• _EXERCISE DETAILS_: Go through the data below and gather each line containing "false".
** Opening DATA UNDER STUDY block **
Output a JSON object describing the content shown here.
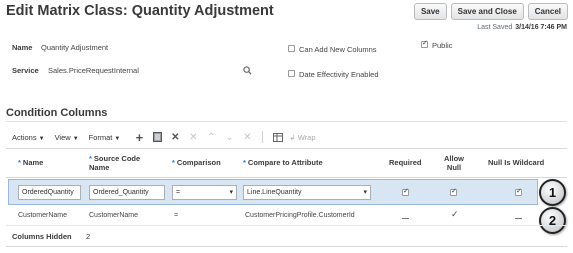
{
  "header": {
    "title": "Edit Matrix Class: Quantity Adjustment",
    "save_label": "Save",
    "save_close_label": "Save and Close",
    "cancel_label": "Cancel",
    "last_saved_label": "Last Saved",
    "last_saved_value": "3/14/16 7:46 PM"
  },
  "form": {
    "name_label": "Name",
    "name_value": "Quantity Adjustment",
    "service_label": "Service",
    "service_value": "Sales.PriceRequestInternal",
    "can_add_new_columns": {
      "label": "Can Add New Columns",
      "checked": false
    },
    "date_effectivity": {
      "label": "Date Effectivity Enabled",
      "checked": false
    },
    "public": {
      "label": "Public",
      "checked": true
    }
  },
  "section": {
    "title": "Condition Columns"
  },
  "toolbar": {
    "actions": "Actions",
    "view": "View",
    "format": "Format",
    "wrap": "Wrap",
    "icons": [
      "add-icon",
      "edit-icon",
      "delete-icon",
      "cut-icon",
      "move-up-icon",
      "move-down-icon",
      "collapse-icon",
      "freeze-icon",
      "wrap-icon"
    ]
  },
  "table": {
    "headers": {
      "name": "Name",
      "source_code": "Source Code Name",
      "comparison": "Comparison",
      "compare_to": "Compare to Attribute",
      "required": "Required",
      "allow_null": "Allow Null",
      "null_wildcard": "Null Is Wildcard"
    },
    "rows": [
      {
        "name": "OrderedQuantity",
        "source_code": "Ordered_Quantity",
        "comparison": "=",
        "compare_to": "Line.LineQuantity",
        "required": true,
        "allow_null": true,
        "null_wildcard": true,
        "callout": "1"
      },
      {
        "name": "CustomerName",
        "source_code": "CustomerName",
        "comparison": "=",
        "compare_to": "CustomerPricingProfile.CustomerId",
        "required": false,
        "allow_null": true,
        "null_wildcard": false,
        "callout": "2"
      }
    ]
  },
  "footer": {
    "columns_hidden_label": "Columns Hidden",
    "columns_hidden_value": "2"
  }
}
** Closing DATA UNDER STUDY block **
• _WRITTEN RESPONSE_:
      "checked": false
      "checked": false
        "required": false,
        "null_wildcard": false,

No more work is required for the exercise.